As you can see in the image above, the aft end of Zvezda received all kinds of decoration, including images, symbols, objects, and even a book. In fact, the images collected by NASA (and helpfully posted on their public Flickr page) show that this phenomenon began as soon as habitation of the station began. In the slide show below, you will see that already in Expedition 1, an icon was placed at the highest point of the aft wall in the center, making it highly visible from the primary direction of approach. This location made its significance clear. Soon after, many more photographs and paintings can be seen in this area. These items appeared and disappeared over time; they were moved around and reorganized.

  • In November 2000, during Expedition 1, a small icon was placed over the portal leading to the Soyuz module.


The pictures posted at the aft end of Zvezda are extremely interesting, since so many of them are explicitly religious and all of those that are religious pertain specifically to Russian Orthodox beliefs. We haven’t spotted any explicitly religious items in the US, European, or Japanese modules yet (apart from some Christmas decorations), so the Zvezda objects are notable. Since the fall of the Soviet Union, the Orthodox Church has re-asserted itself in Russian life and been supported by the Russian government. The icons and other religious paraphernalia may therefore represent an institutional effort to display a new Russian identity marked by Christianity. The presence in one of the photos in the slide show of a ribbon from Russia’s highest military award seems to indicate such a symbolic link.

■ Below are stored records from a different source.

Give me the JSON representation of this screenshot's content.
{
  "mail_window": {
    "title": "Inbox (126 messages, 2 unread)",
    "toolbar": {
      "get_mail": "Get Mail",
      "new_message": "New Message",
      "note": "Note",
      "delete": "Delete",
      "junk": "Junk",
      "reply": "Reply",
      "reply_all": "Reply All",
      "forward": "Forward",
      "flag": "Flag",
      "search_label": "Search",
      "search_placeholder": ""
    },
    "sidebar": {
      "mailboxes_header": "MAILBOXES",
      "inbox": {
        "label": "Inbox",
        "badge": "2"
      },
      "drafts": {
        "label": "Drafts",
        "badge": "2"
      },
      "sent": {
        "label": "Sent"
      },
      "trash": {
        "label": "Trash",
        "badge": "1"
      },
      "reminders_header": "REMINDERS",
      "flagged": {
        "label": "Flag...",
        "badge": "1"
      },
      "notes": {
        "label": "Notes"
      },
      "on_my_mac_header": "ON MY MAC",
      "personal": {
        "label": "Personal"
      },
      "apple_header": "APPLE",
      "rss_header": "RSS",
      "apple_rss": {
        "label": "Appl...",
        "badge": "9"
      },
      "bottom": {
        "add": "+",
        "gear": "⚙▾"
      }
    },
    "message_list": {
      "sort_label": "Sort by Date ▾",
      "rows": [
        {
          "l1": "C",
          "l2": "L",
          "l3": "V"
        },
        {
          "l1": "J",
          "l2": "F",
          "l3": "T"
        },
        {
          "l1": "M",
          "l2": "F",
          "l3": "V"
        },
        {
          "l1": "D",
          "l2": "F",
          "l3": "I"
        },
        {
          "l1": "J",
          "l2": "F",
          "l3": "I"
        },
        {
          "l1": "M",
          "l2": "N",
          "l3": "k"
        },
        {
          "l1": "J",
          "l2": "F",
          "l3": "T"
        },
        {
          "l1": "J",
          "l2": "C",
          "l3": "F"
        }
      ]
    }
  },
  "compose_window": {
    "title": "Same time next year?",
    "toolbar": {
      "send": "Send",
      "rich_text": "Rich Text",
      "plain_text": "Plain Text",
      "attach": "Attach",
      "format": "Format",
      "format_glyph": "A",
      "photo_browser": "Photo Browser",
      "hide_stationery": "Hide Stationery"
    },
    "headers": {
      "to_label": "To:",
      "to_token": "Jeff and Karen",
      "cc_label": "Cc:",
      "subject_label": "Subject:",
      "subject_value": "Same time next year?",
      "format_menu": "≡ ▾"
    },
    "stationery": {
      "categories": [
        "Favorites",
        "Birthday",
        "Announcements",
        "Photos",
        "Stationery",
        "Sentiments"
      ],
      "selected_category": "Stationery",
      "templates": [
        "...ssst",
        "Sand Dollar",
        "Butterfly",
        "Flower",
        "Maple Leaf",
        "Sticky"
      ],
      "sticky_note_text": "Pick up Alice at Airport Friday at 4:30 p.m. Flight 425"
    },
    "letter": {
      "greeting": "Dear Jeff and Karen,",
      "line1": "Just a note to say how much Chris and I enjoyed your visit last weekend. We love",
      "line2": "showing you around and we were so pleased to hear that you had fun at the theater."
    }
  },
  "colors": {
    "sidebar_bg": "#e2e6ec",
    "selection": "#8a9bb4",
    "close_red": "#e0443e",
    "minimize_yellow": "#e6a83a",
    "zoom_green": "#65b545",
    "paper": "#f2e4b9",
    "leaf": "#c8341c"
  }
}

At the same time, it is also worth noting that at certain moments, the religious items are drastically reduced in number or vanish completely from our photographs (as appears to be the case currently), perhaps indicating that some crew members are less religious or even non-religious.

Images of Russian space heroes, on the other hand, appeared early on, and seem to have always been present since their first appearance. These include multiple images of the first human in space, Yuri Gagarin; the Russian theorist who described life in space, Konstantin Tsiolkovsky; and the original director of the Soviet space program, Sergei Korolev. The placement of these iconic and heroic but secular images in the same area with the religious items imbues them with a kind of religious significance, too. They most frequently appear in a niche directly over a portal leading to a Soyuz capsule — in  a sense, they are located over the ISS front door. The Russian crew visually lay claim to a significant space heritage by their display of these portraits in such a prominent position. Since Zvezda has been one of the most frequent venues for video-conferences with Earth audiences, these images are placed in a location that will make them visible beyond ISS. As a result, it becomes clear that even if ISS is “international”  in many ways, distinctly national displays can and do happen.

We need to do more research not only into the specific items displayed here in Zvezda and elsewhere on ISS, but also into the relevant context: who are the crew members associated with changes in the display? What happens when non-Russians occupy one of the crew quarters in this area? Are there specific devotional acts that occur here? What historical events on the ground may be related to the appearance, disappearance, or placement of any of these items?  We’re busy building a database to track this information, and will write more on these topics in the future. Stay tuned!

Next: Religious life on ISS, part 2

Special thanks to Prof. Wendy Salmond for her help identifying the subjects represented in the icons on Zvezda.